**Task goal**
Every record is to be restated exactly, with nothing left out.

**Records for processing**
* * *
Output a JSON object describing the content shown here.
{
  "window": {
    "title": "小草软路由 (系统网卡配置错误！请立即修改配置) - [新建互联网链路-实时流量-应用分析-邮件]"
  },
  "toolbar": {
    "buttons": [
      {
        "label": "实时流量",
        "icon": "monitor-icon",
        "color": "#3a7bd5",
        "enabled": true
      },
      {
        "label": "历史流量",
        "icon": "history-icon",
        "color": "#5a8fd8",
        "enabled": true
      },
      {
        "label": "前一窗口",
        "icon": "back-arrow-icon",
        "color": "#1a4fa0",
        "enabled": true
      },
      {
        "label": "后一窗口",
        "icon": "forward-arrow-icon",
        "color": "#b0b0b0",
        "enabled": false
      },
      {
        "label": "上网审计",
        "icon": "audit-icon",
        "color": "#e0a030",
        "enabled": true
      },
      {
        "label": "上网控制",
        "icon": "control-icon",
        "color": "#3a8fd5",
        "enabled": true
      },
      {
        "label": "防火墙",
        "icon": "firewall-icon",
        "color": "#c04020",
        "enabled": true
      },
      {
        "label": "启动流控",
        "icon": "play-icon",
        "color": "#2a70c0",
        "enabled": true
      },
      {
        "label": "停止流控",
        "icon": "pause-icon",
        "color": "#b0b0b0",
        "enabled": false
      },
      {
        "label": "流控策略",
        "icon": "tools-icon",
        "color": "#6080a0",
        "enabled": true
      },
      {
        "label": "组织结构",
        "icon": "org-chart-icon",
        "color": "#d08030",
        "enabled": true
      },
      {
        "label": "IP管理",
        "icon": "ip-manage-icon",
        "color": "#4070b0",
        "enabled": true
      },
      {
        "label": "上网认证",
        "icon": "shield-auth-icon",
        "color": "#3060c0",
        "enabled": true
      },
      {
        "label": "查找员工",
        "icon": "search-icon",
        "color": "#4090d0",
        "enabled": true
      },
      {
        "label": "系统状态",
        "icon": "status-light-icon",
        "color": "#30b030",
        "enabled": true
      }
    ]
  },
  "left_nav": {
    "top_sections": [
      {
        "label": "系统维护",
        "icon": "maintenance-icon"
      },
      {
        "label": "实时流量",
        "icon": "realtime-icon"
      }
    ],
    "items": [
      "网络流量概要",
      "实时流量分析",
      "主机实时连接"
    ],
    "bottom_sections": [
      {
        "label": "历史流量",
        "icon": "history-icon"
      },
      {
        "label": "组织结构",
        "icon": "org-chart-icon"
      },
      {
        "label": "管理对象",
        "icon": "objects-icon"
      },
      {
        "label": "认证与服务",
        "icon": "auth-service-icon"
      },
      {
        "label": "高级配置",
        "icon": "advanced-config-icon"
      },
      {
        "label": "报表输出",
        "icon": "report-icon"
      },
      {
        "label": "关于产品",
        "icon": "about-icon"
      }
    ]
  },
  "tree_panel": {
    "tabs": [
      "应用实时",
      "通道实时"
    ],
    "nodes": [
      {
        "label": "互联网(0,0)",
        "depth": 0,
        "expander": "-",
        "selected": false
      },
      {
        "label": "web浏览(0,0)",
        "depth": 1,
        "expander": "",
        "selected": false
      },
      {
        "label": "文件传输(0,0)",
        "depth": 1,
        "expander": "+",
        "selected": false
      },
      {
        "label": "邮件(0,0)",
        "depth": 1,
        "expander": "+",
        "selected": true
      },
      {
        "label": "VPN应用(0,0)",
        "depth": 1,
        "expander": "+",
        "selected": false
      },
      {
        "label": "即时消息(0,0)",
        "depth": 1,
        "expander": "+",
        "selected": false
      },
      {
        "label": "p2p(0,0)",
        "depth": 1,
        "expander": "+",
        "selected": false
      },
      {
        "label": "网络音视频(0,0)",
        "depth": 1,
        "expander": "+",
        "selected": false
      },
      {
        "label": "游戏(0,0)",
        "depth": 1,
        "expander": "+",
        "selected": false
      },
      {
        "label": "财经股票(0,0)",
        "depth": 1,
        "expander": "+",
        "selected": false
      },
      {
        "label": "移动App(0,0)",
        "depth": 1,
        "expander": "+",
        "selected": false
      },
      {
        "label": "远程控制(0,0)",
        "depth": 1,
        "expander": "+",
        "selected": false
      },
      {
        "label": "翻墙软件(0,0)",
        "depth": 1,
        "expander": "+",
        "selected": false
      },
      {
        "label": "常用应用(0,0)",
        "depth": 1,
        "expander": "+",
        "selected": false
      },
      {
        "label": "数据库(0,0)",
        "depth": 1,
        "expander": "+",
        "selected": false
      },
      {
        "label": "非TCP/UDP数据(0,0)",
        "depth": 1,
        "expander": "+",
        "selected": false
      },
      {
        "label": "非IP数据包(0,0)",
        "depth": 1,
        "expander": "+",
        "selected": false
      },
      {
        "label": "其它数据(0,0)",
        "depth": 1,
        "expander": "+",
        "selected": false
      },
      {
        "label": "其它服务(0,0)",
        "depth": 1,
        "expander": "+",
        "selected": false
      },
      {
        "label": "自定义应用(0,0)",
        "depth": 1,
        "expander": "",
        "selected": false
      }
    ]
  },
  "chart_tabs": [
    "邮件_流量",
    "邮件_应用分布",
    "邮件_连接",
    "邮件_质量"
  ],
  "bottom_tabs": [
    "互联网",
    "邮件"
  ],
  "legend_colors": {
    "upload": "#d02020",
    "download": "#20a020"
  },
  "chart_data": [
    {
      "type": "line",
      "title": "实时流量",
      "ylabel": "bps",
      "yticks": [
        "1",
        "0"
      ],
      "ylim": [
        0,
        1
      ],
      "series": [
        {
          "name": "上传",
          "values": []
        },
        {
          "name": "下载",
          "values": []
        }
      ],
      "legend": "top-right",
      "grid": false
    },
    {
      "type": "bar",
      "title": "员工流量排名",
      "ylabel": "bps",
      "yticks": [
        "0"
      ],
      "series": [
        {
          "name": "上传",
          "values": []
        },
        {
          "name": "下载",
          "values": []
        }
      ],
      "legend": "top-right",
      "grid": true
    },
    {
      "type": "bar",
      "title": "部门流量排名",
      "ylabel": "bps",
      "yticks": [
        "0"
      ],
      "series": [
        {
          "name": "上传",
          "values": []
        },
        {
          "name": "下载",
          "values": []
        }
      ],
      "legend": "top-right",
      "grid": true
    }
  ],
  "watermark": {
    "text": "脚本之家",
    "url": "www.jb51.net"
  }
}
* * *
**Response to the task**
Output a JSON object describing the content shown here.
{
  "window": {
    "title": "小草软路由 (系统网卡配置错误！请立即修改配置) - [新建互联网链路-实时流量-应用分析-邮件]"
  },
  "toolbar": {
    "buttons": [
      {
        "label": "实时流量",
        "icon": "monitor-icon",
        "color": "#3a7bd5",
        "enabled": true
      },
      {
        "label": "历史流量",
        "icon": "history-icon",
        "color": "#5a8fd8",
        "enabled": true
      },
      {
        "label": "前一窗口",
        "icon": "back-arrow-icon",
        "color": "#1a4fa0",
        "enabled": true
      },
      {
        "label": "后一窗口",
        "icon": "forward-arrow-icon",
        "color": "#b0b0b0",
        "enabled": false
      },
      {
        "label": "上网审计",
        "icon": "audit-icon",
        "color": "#e0a030",
        "enabled": true
      },
      {
        "label": "上网控制",
        "icon": "control-icon",
        "color": "#3a8fd5",
        "enabled": true
      },
      {
        "label": "防火墙",
        "icon": "firewall-icon",
        "color": "#c04020",
        "enabled": true
      },
      {
        "label": "启动流控",
        "icon": "play-icon",
        "color": "#2a70c0",
        "enabled": true
      },
      {
        "label": "停止流控",
        "icon": "pause-icon",
        "color": "#b0b0b0",
        "enabled": false
      },
      {
        "label": "流控策略",
        "icon": "tools-icon",
        "color": "#6080a0",
        "enabled": true
      },
      {
        "label": "组织结构",
        "icon": "org-chart-icon",
        "color": "#d08030",
        "enabled": true
      },
      {
        "label": "IP管理",
        "icon": "ip-manage-icon",
        "color": "#4070b0",
        "enabled": true
      },
      {
        "label": "上网认证",
        "icon": "shield-auth-icon",
        "color": "#3060c0",
        "enabled": true
      },
      {
        "label": "查找员工",
        "icon": "search-icon",
        "color": "#4090d0",
        "enabled": true
      },
      {
        "label": "系统状态",
        "icon": "status-light-icon",
        "color": "#30b030",
        "enabled": true
      }
    ]
  },
  "left_nav": {
    "top_sections": [
      {
        "label": "系统维护",
        "icon": "maintenance-icon"
      },
      {
        "label": "实时流量",
        "icon": "realtime-icon"
      }
    ],
    "items": [
      "网络流量概要",
      "实时流量分析",
      "主机实时连接"
    ],
    "bottom_sections": [
      {
        "label": "历史流量",
        "icon": "history-icon"
      },
      {
        "label": "组织结构",
        "icon": "org-chart-icon"
      },
      {
        "label": "管理对象",
        "icon": "objects-icon"
      },
      {
        "label": "认证与服务",
        "icon": "auth-service-icon"
      },
      {
        "label": "高级配置",
        "icon": "advanced-config-icon"
      },
      {
        "label": "报表输出",
        "icon": "report-icon"
      },
      {
        "label": "关于产品",
        "icon": "about-icon"
      }
    ]
  },
  "tree_panel": {
    "tabs": [
      "应用实时",
      "通道实时"
    ],
    "nodes": [
      {
        "label": "互联网(0,0)",
        "depth": 0,
        "expander": "-",
        "selected": false
      },
      {
        "label": "web浏览(0,0)",
        "depth": 1,
        "expander": "",
        "selected": false
      },
      {
        "label": "文件传输(0,0)",
        "depth": 1,
        "expander": "+",
        "selected": false
      },
      {
        "label": "邮件(0,0)",
        "depth": 1,
        "expander": "+",
        "selected": true
      },
      {
        "label": "VPN应用(0,0)",
        "depth": 1,
        "expander": "+",
        "selected": false
      },
      {
        "label": "即时消息(0,0)",
        "depth": 1,
        "expander": "+",
        "selected": false
      },
      {
        "label": "p2p(0,0)",
        "depth": 1,
        "expander": "+",
        "selected": false
      },
      {
        "label": "网络音视频(0,0)",
        "depth": 1,
        "expander": "+",
        "selected": false
      },
      {
        "label": "游戏(0,0)",
        "depth": 1,
        "expander": "+",
        "selected": false
      },
      {
        "label": "财经股票(0,0)",
        "depth": 1,
        "expander": "+",
        "selected": false
      },
      {
        "label": "移动App(0,0)",
        "depth": 1,
        "expander": "+",
        "selected": false
      },
      {
        "label": "远程控制(0,0)",
        "depth": 1,
        "expander": "+",
        "selected": false
      },
      {
        "label": "翻墙软件(0,0)",
        "depth": 1,
        "expander": "+",
        "selected": false
      },
      {
        "label": "常用应用(0,0)",
        "depth": 1,
        "expander": "+",
        "selected": false
      },
      {
        "label": "数据库(0,0)",
        "depth": 1,
        "expander": "+",
        "selected": false
      },
      {
        "label": "非TCP/UDP数据(0,0)",
        "depth": 1,
        "expander": "+",
        "selected": false
      },
      {
        "label": "非IP数据包(0,0)",
        "depth": 1,
        "expander": "+",
        "selected": false
      },
      {
        "label": "其它数据(0,0)",
        "depth": 1,
        "expander": "+",
        "selected": false
      },
      {
        "label": "其它服务(0,0)",
        "depth": 1,
        "expander": "+",
        "selected": false
      },
      {
        "label": "自定义应用(0,0)",
        "depth": 1,
        "expander": "",
        "selected": false
      }
    ]
  },
  "chart_tabs": [
    "邮件_流量",
    "邮件_应用分布",
    "邮件_连接",
    "邮件_质量"
  ],
  "bottom_tabs": [
    "互联网",
    "邮件"
  ],
  "legend_colors": {
    "upload": "#d02020",
    "download": "#20a020"
  },
  "chart_data": [
    {
      "type": "line",
      "title": "实时流量",
      "ylabel": "bps",
      "yticks": [
        "1",
        "0"
      ],
      "ylim": [
        0,
        1
      ],
      "series": [
        {
          "name": "上传",
          "values": []
        },
        {
          "name": "下载",
          "values": []
        }
      ],
      "legend": "top-right",
      "grid": false
    },
    {
      "type": "bar",
      "title": "员工流量排名",
      "ylabel": "bps",
      "yticks": [
        "0"
      ],
      "series": [
        {
          "name": "上传",
          "values": []
        },
        {
          "name": "下载",
          "values": []
        }
      ],
      "legend": "top-right",
      "grid": true
    },
    {
      "type": "bar",
      "title": "部门流量排名",
      "ylabel": "bps",
      "yticks": [
        "0"
      ],
      "series": [
        {
          "name": "上传",
          "values": []
        },
        {
          "name": "下载",
          "values": []
        }
      ],
      "legend": "top-right",
      "grid": true
    }
  ],
  "watermark": {
    "text": "脚本之家",
    "url": "www.jb51.net"
  }
}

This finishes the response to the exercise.